back in the store and really had to LOOK to find anything else. Especially the "cheap" phones.
You know good and well Apple is paying these stores for "front row seating", not to mention probably offering subsidies.
 

Lew Zealand

Posts: 1,858   +2,037
TechSpot Elite
Found on another site. Why are people giving this so much weight?

500 people polled, and it's based on activations. Which, aren't a good chunk of iPhone users known to do yearly updates to "stay fashionable"?

Considering the average iPhone replacement rate has moved past 4 years, I'd say "no." Unless a good chunk is <10%. Maybe that qualifies as good?

Note that 4 years is longer than Android phones receive OS updates and you still have a year or more left on your iPhone of directly supported OS updates.
 
I don't get what logic the writer has. iPhone is a device, Android is an operating system. Headline: "iPhone and Android now hold 50/50 share..." How do you compare shares device/OS (50/50)? It is iPhone/Samsung or iOS/Android. If the writer does not understand it there is no point to read the rest.
 

m4a4

Posts: 2,417   +2,743
TechSpot Elite
Considering the average iPhone replacement rate has moved past 4 years, I'd say "no." Unless a good chunk is <10%. Maybe that qualifies as good?
That's not a stat for only the USA.
Besides, last I checked, the US carrier system is heavily based around subsidized phones. A lot more people will upgrade to the latest phone because it is made to look cheap.

It's a point against the US. As people will essentially finance such an expensive phone (instead of buying it outright). And iPhone is much more a fashion statement in the USA than around the world (with carriers pushing it more than android too, because more money).

Many things unique to the USA...
 
Last edited:

trparky

Posts: 920   +967
And choice is never a bad thing.
For techies like us, yes... choice isn't bad. But for most users, choice is one more headache that users don't need. Us techies ramble on about choice but I say that the average user doesn't give a rat's rear end about choice, they just want something that works.
 

Avro Arrow
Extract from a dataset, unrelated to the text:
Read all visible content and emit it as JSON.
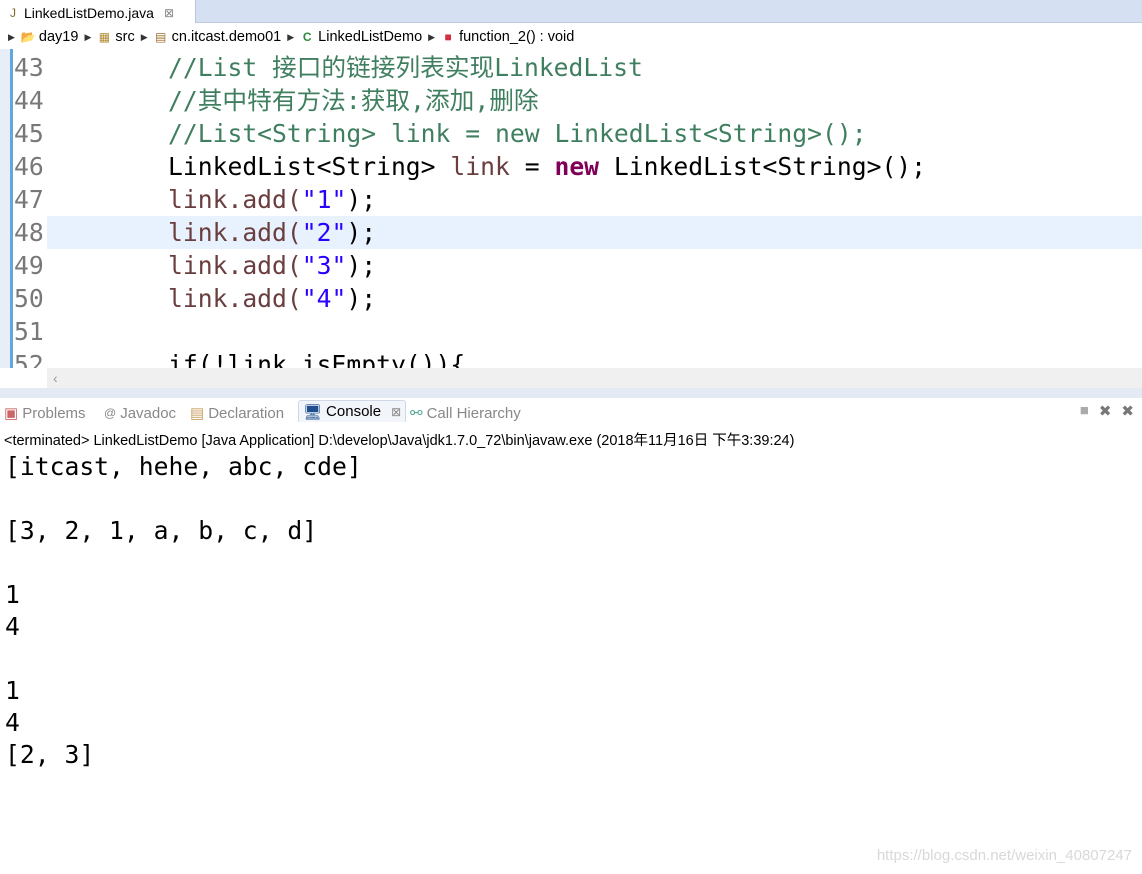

Posts: 1,457   +1,636
TechSpot Elite
This is only significant in the USA which is a relatively small market when compared to China and the EU. Then there's also non-EU European countries as well as Russia, India, Australia, Japan, South Korea, Taiwan, etc. to consider.

Worldwide, Android holds a commanding 73% market share as of June of 2021 because consumerism is, for the most part, a North American phenomenon. Apple phones generally don't impress the populations of other countries as much as they do the USA and Canada (Canada is 54-46 in favour of Android). In Canada though, I'm pretty sure that the Apple-loving population is concentrated in Southern Ontario (read: near Toronto) because they tend to be more influenced by US culture than the rest of Canada.

Hell, the only place in Canada in which the Super Bowl is a bigger deal than the Grey Cup is the Greater Toronto Area. The Grey Cup game draws much better ratings than the Super Bowl everywhere else in the country. That's all that really needs to be said.

As for me, I'll never own an iPhone because I'm "Allergic to Apples". :laughing:
 
Last edited:

trparky

Posts: 920   +967
Indeed, some people like to pay more for inferior products.
I'd say that Android devices are inferior products based solely on their software support life cycle. If Microsoft did the same thing that Android OEMs did people would be outside Redmond with pitchforks and torches, yet Android OEMs get a free pass. I just don't get it. Double standard much?

Some of these devices are just as expensive as flagship Apple devices yet they get a mere fraction of the software support that an iPhone gets.

Tell me again which is the better product? I'll give a hint, it's not Android.